“Families and Living Arrangements.” Family Groups (FG Table Series). U.S. Census Bureau, 2015. Web. 01 June 2016. <http://www.census.gov/hhes/families/data/cps2014FG.html>.
Kruk, Edward, Ph.D. “Father Absence, Father Deficit, Father Hunger.”Psychology Today. Psychology Today, 23 May 2012. Web. 01 June 2016. <http://www.psychologytoday.com/blog/co-parenting-after-divorce/201205/father-absence-father-deficit-father-hunger>.
Oliker, Ditta M., Ph.D. “The Importance of Fathers.” Psychology Today. Psychology Today, 23 June 2011. Web. 01 June 2016. <http://www.psychologytoday.com/blog/the-long-reach-childhood/201106/the-importance-fathers>.
Sanders, Ryan. “The Father Absence Crisis in America [Infographic].” The Father Absence Crisis in America [Infographic]. National Fatherhood Initiative, 12 Nov. 2013. Web. 01 June 2016. <http://www.fatherhood.org/The-Father-Absence-Crisis-in-America>.

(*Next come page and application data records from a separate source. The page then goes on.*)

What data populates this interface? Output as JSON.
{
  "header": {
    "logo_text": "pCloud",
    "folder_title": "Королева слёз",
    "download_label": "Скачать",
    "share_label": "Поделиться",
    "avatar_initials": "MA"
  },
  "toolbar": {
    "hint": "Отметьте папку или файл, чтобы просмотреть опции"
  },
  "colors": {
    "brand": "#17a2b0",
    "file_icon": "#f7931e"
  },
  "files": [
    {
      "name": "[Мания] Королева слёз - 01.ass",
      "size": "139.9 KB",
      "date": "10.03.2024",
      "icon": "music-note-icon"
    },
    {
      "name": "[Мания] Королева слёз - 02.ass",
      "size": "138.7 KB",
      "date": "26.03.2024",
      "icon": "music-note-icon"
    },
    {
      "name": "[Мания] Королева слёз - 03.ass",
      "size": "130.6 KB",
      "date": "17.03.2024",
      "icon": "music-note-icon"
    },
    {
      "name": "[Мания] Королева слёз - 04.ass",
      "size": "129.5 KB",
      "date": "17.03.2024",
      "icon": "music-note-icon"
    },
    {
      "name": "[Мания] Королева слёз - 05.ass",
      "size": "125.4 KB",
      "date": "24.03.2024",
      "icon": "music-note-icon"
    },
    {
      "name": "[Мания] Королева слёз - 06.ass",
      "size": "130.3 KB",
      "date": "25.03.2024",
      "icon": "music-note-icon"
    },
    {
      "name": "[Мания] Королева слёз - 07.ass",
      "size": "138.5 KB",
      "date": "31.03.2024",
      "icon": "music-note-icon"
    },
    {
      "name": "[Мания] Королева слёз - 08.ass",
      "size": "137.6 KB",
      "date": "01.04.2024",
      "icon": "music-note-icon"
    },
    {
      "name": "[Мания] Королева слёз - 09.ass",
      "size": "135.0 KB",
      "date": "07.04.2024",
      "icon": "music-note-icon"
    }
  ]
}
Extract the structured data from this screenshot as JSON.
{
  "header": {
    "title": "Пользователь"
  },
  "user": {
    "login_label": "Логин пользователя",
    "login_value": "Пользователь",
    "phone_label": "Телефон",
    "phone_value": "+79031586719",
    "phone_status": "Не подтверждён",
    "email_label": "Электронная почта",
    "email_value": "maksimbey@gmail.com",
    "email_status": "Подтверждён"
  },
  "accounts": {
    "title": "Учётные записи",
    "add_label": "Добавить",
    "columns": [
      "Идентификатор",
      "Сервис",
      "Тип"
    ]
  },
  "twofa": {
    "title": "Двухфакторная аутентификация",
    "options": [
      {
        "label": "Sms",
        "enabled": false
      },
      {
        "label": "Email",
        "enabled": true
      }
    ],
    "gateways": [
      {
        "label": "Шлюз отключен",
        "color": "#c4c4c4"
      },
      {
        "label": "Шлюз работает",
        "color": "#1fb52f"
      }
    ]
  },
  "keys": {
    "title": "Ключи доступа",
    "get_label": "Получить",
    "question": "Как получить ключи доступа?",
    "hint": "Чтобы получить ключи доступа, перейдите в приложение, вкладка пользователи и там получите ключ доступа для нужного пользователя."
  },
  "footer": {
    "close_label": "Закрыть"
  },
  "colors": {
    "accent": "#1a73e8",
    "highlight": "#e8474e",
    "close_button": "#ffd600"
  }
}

Thurston, Robert.”The 9 Devastating Effects Of The Absent Father.” The Father Code. Martin Marketing, 24 June 2015. Web. 01 June 2016. <http://thefathercode.com/the-9-devastating-effects-of-the-absent-father/>.